The post AutoQuiz: How to Calibrate a Magnetic Flowmeter first appeared on the ISA Interchange blog site.

AutoQuiz is edited by Joel Don, ISA’s community manager.

Today’s automation industry quiz question comes from the ISA Certified Control Systems Technician (CCST) program. Certified Control System Technicians calibrate, document, troubleshoot, and repair/replace instrumentation for systems that measure and control level, temperature, pressure, flow, and other process variables. Click this link for more information about the CCST program. This question comes from the Level I study guide, Domain 3, Troubleshooting. Level I represents a professional who has a five-year total of education, training, and/or experience.

Which of the following is not necessary when zeroing or calibrating a magnetic flowmeter?

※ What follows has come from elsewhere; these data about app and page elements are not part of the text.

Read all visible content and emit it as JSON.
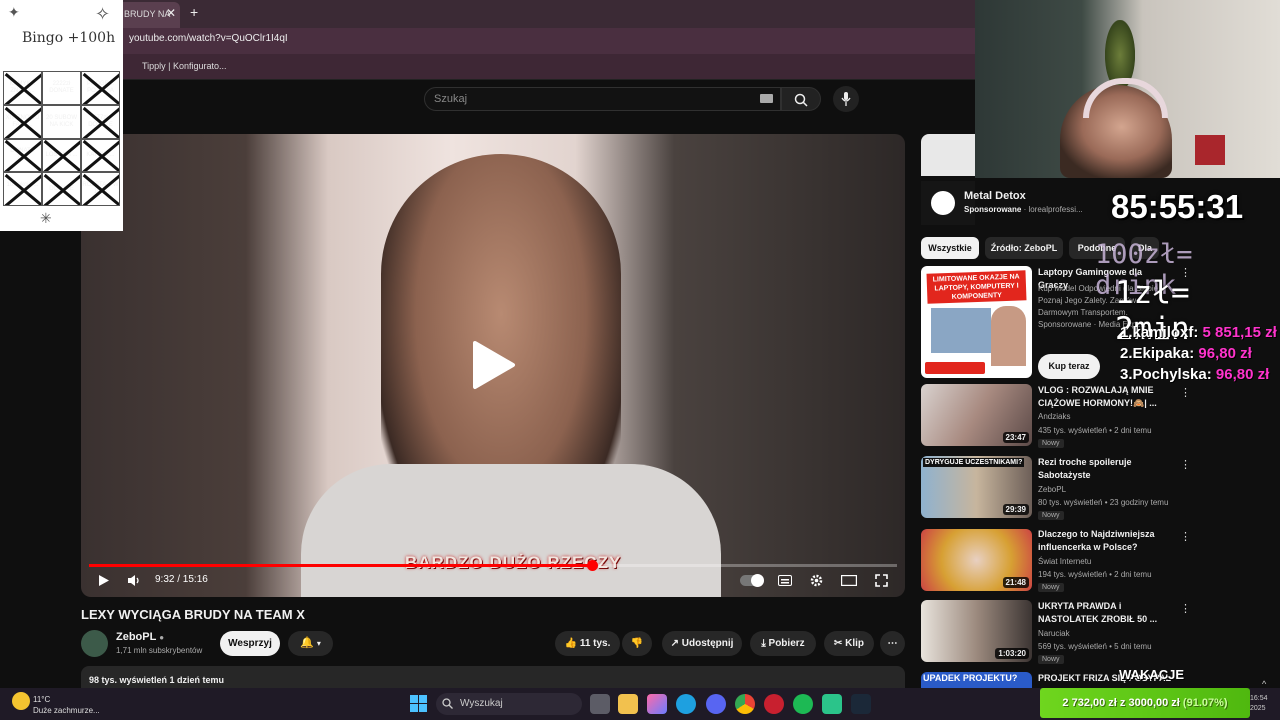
{
  "browser": {
    "tab_title": "BRUDY NA",
    "tab_close": "✕",
    "new_tab": "+",
    "url": "youtube.com/watch?v=QuOClr1I4qI",
    "bookmark": "Tipply | Konfigurato..."
  },
  "youtube": {
    "search_placeholder": "Szukaj",
    "player": {
      "caption": "BARDZO DUŻO RZECZY",
      "time": "9:32 / 15:16",
      "progress_fraction": 0.622
    },
    "video": {
      "title": "LEXY WYCIĄGA BRUDY NA TEAM X",
      "channel": "ZeboPL",
      "subscribers": "1,71 mln subskrybentów",
      "support_label": "Wesprzyj",
      "likes": "11 tys.",
      "share_label": "Udostępnij",
      "download_label": "Pobierz",
      "clip_label": "Klip",
      "more_label": "⋯",
      "views_date": "98 tys. wyświetleń  1 dzień temu"
    },
    "sidebar": {
      "ad_title": "Metal Detox",
      "ad_sponsor": "Sponsorowane",
      "ad_domain": "lorealprofessi...",
      "chips": [
        "Wszystkie",
        "Źródło: ZeboPL",
        "Podobne",
        "Dla"
      ],
      "items": [
        {
          "title": "Laptopy Gamingowe dla Graczy",
          "meta": "Kup Model Odpowiedni dla Siebie. Poznaj Jego Zalety. Zamów z Darmowym Transportem.",
          "channel": "Sponsorowane · Media Expert",
          "cta": "Kup teraz",
          "thumb_text": "LIMITOWANE OKAZJE NA LAPTOPY, KOMPUTERY I KOMPONENTY"
        },
        {
          "title": "VLOG : ROZWALAJĄ MNIE CIĄŻOWE HORMONY!🙈| ...",
          "channel": "Andziaks",
          "stats": "435 tys. wyświetleń • 2 dni temu",
          "badge": "Nowy",
          "duration": "23:47"
        },
        {
          "title": "Rezi troche spoileruje Sabotażyste",
          "channel": "ZeboPL",
          "stats": "80 tys. wyświetleń • 23 godziny temu",
          "badge": "Nowy",
          "duration": "29:39",
          "thumb_text": "DYRYGUJE UCZESTNIKAMI?"
        },
        {
          "title": "Dlaczego to Najdziwniejsza influencerka w Polsce?",
          "channel": "Świat Internetu",
          "stats": "194 tys. wyświetleń • 2 dni temu",
          "badge": "Nowy",
          "duration": "21:48"
        },
        {
          "title": "UKRYTA PRAWDA i NASTOLATEK ZROBIŁ 50 ...",
          "channel": "Naruciak",
          "stats": "569 tys. wyświetleń • 5 dni temu",
          "badge": "Nowy",
          "duration": "1:03:20"
        },
        {
          "title": "PROJEKT FRIZA SIĘ POSYPAŁ",
          "thumb_text": "UPADEK PROJEKTU?"
        }
      ]
    }
  },
  "stream_overlay": {
    "timer": "85:55:31",
    "rule1": "100zł= drink",
    "rule2": "1zł= 2min",
    "donors": [
      {
        "rank": "1.",
        "name": "kamiloxf:",
        "amount": "5 851,15 zł"
      },
      {
        "rank": "2.",
        "name": "Ekipaka:",
        "amount": "96,80 zł"
      },
      {
        "rank": "3.",
        "name": "Pochylska:",
        "amount": "96,80 zł"
      }
    ],
    "wakacje": "WAKACJE",
    "goal_current": "2 732,00 zł",
    "goal_sep": "z",
    "goal_target": "3000,00 zł",
    "goal_percent": "(91.07%)",
    "bingo_title": "Bingo +100h",
    "bingo_cells": [
      {
        "text": "KAMYK... ZNAJD...",
        "crossed": true
      },
      {
        "text": "2222zł DONATE",
        "crossed": false
      },
      {
        "text": "PROGR... POJAWIA",
        "crossed": true
      },
      {
        "text": "XIV ZNOWU FAKE...",
        "crossed": true
      },
      {
        "text": "20 SUBOW NA KICK",
        "crossed": false
      },
      {
        "text": "177zł DONATE",
        "crossed": true
      },
      {
        "text": "DONATE 77...",
        "crossed": true
      },
      {
        "text": "LOST NA ...",
        "crossed": true
      },
      {
        "text": "KATRIN ...",
        "crossed": true
      },
      {
        "text": "10x akcja ... 5zł",
        "crossed": true
      },
      {
        "text": "DONATE",
        "crossed": true
      },
      {
        "text": "ROZSTA... W 100h",
        "crossed": true
      }
    ]
  },
  "taskbar": {
    "temperature": "11°C",
    "weather": "Duże zachmurze...",
    "search": "Wyszukaj",
    "time": "16:54",
    "date": "2025"
  }
}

a) calibration factor for the flow tube assembly
b) flow tube full of process material
c) proper grounding
d) warm-up period for the fluid in the system
e) none of the above

Magnetic flowmeters use Faraday’s law of magnetic induction as the basis of their operation.

Magnets apply a magnetic field to a tube through which the fluid is flowing and an electric potential generates across the tube that is proportional to the velocity of the fluid flowing through the pipe.

Then, knowing the density of the fluid, the velocity of the fluid, and the cross sectional area of the pipe, the meter has enough information to calculate the mass flow rate of the fluid.

To work, this flowmeter must be on a pipe that is insulating type, so the potential that generates does not short circuit. Another requirement is the fluid that is flowing needs to be able to conduct electricity, at least to some degree so Faraday’s laws of induction can apply.

Water, for example, works as it has a sufficiently high level of conduction for the flow meter to operate.

The magnetic flowmeter is the third most common flowmeter behind differential pressure and positive displacement flowmeters.

The correct answer is D, a warm-up period for the fluid in the system is not necessary.

Image Credit: Flow Control magazIne

Source: ISA News